Shocker Internet Drive-In
Shocker Internet Drive-In is a bit niche, but it’s a great website. The site is updated weekly with “featured” horror classics, which are then made available for free download as .WMV files at the website’s “Snack Bar.” The site is a fun little blast from the past, with the weekly showings framed in a digital drive-in. Users can also purchase DVD copies of any film on the website for a mere $3.
Snagfilms is a video-on demand site that sports a selection of films you can’t find anywhere else on the web. Founded in 2008, it’s amassed around 10,000 independent documentaries and narrative films. There are plenty of rare gems to watch here, and since the founders have worked to establish dozens of partnerships, there are also plenty of different streaming devices which support free SnagFilms; The service is currently available as a free app for iOS and Android, but it’s also compatible with various Roku devices, Kindles, and a host of other streaming devices.
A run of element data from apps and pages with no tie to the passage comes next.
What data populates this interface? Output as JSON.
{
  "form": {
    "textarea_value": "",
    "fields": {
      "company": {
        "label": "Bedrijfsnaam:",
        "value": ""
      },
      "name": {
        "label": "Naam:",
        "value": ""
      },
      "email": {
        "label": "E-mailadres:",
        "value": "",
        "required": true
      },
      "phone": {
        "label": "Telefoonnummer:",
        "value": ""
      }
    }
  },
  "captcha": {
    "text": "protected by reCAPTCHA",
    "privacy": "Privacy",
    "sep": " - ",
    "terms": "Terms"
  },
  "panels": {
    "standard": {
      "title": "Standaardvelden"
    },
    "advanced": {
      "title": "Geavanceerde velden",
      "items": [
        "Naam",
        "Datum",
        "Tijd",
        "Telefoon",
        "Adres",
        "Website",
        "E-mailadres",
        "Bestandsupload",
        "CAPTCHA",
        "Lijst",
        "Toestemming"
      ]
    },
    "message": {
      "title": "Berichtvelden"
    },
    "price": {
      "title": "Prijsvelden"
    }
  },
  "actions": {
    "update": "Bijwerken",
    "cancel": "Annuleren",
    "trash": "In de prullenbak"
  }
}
The main website is also a breeze to navigate.
Love documentaries? So do we. After all, there’s something about real life that’s almost more fascinating than fiction. The apt-titled TopDocumentaryFilms is, hands down, the best site to go to for documentaries. Not every selection is full-length, but a good documentary doesn’t have to be long — some of the best are under the 60-minute mark. Boasting a library of over 3,000 films, the site also has a simple and straightforward layout and categorizes all of its films based on subject matter, making it really easy to find something you’re interested in right away.
Kanopy is one of the largest collections of films in the world, with 50,000+ films from thousands of leading producers such as Criterion Collection, Kino Lorber, and PBS. The collection includes classic and international cinema, as well as documentaries, educational and training videos on a wide range of arts, humanities, science, business and social science topics.
To find the current list of movies and links to watch, please contact DeAnn Jordan for information and login.